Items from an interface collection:
Start of Block
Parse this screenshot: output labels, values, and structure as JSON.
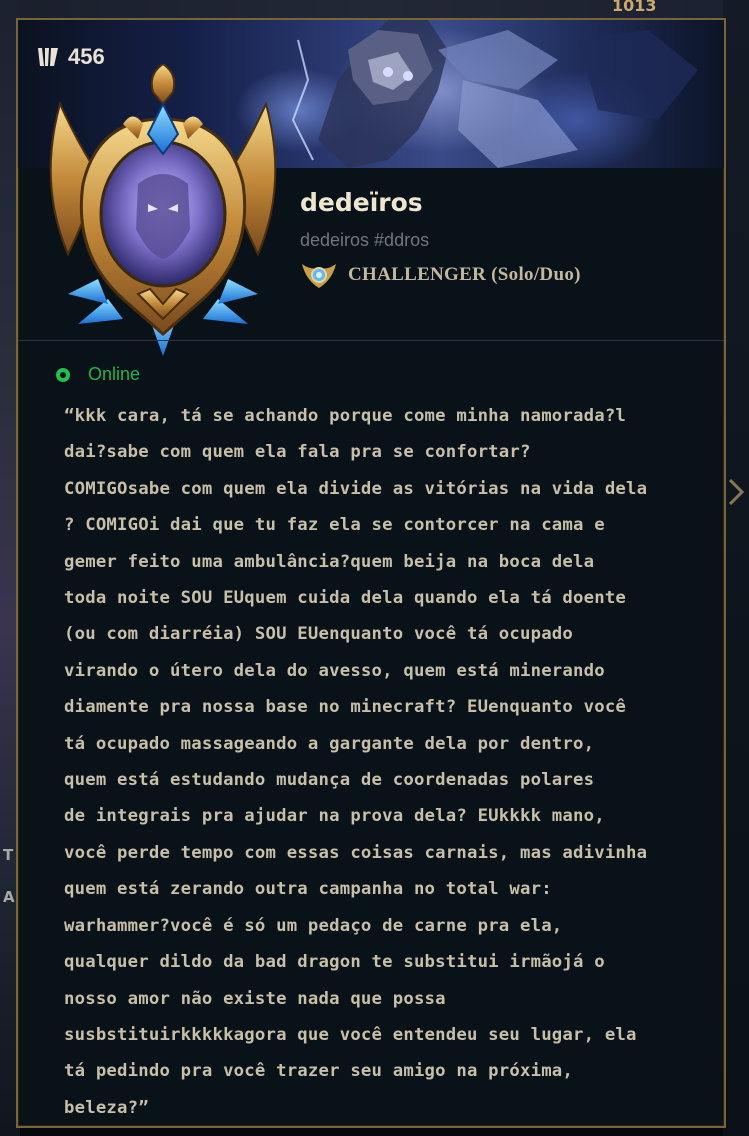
{
  "background": {
    "top_right_value": "1013",
    "left_letters": [
      "T",
      "A"
    ]
  },
  "profile": {
    "level": "456",
    "summoner_name": "dedeïros",
    "riot_id": "dedeiros #ddros",
    "rank": "CHALLENGER (Solo/Duo)",
    "status": "Online",
    "status_color": "#1ec14a",
    "accent_color": "#7a6334",
    "bio_lines": [
      "“kkk cara, tá se achando porque come minha namorada?l",
      "dai?sabe com quem ela fala pra se confortar?",
      "COMIGOsabe com quem ela divide as vitórias na vida dela",
      "? COMIGOi dai que tu faz ela se contorcer na cama e",
      "gemer feito uma ambulância?quem beija na boca dela",
      "toda noite SOU EUquem cuida dela quando ela tá doente",
      "(ou com diarréia) SOU EUenquanto você tá ocupado",
      "virando o útero dela do avesso, quem está minerando",
      "diamente pra nossa base no minecraft? EUenquanto você",
      "tá ocupado massageando a gargante dela por dentro,",
      "quem está estudando mudança de coordenadas polares",
      "de integrais pra ajudar na prova dela? EUkkkk mano,",
      "você perde tempo com essas coisas carnais, mas adivinha",
      "quem está zerando outra campanha no total war:",
      "warhammer?você é só um pedaço de carne pra ela,",
      "qualquer dildo da bad dragon te substitui irmãojá o",
      "nosso amor não existe nada que possa",
      "susbstituirkkkkkagora que você entendeu seu lugar, ela",
      "tá pedindo pra você trazer seu amigo na próxima,",
      "beleza?”"
    ]
  },
  "icons": {
    "level": "level-icon",
    "rank": "challenger-crest-icon",
    "emblem": "challenger-emblem",
    "status": "online-dot-icon",
    "chevron": "chevron-right-icon"
  }
}
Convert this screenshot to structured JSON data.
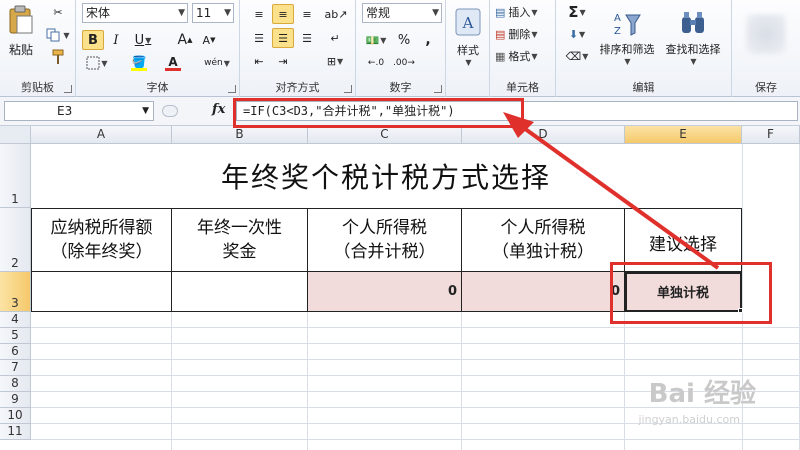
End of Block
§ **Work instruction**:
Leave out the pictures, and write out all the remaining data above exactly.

§ **Task answer**:
Parse this screenshot: output labels, values, and structure as JSON.
{
  "background": {
    "top_right_value": "1013",
    "left_letters": [
      "T",
      "A"
    ]
  },
  "profile": {
    "level": "456",
    "summoner_name": "dedeïros",
    "riot_id": "dedeiros #ddros",
    "rank": "CHALLENGER (Solo/Duo)",
    "status": "Online",
    "status_color": "#1ec14a",
    "accent_color": "#7a6334",
    "bio_lines": [
      "“kkk cara, tá se achando porque come minha namorada?l",
      "dai?sabe com quem ela fala pra se confortar?",
      "COMIGOsabe com quem ela divide as vitórias na vida dela",
      "? COMIGOi dai que tu faz ela se contorcer na cama e",
      "gemer feito uma ambulância?quem beija na boca dela",
      "toda noite SOU EUquem cuida dela quando ela tá doente",
      "(ou com diarréia) SOU EUenquanto você tá ocupado",
      "virando o útero dela do avesso, quem está minerando",
      "diamente pra nossa base no minecraft? EUenquanto você",
      "tá ocupado massageando a gargante dela por dentro,",
      "quem está estudando mudança de coordenadas polares",
      "de integrais pra ajudar na prova dela? EUkkkk mano,",
      "você perde tempo com essas coisas carnais, mas adivinha",
      "quem está zerando outra campanha no total war:",
      "warhammer?você é só um pedaço de carne pra ela,",
      "qualquer dildo da bad dragon te substitui irmãojá o",
      "nosso amor não existe nada que possa",
      "susbstituirkkkkkagora que você entendeu seu lugar, ela",
      "tá pedindo pra você trazer seu amigo na próxima,",
      "beleza?”"
    ]
  },
  "icons": {
    "level": "level-icon",
    "rank": "challenger-crest-icon",
    "emblem": "challenger-emblem",
    "status": "online-dot-icon",
    "chevron": "chevron-right-icon"
  }
}
Convert this screenshot to structured JSON data.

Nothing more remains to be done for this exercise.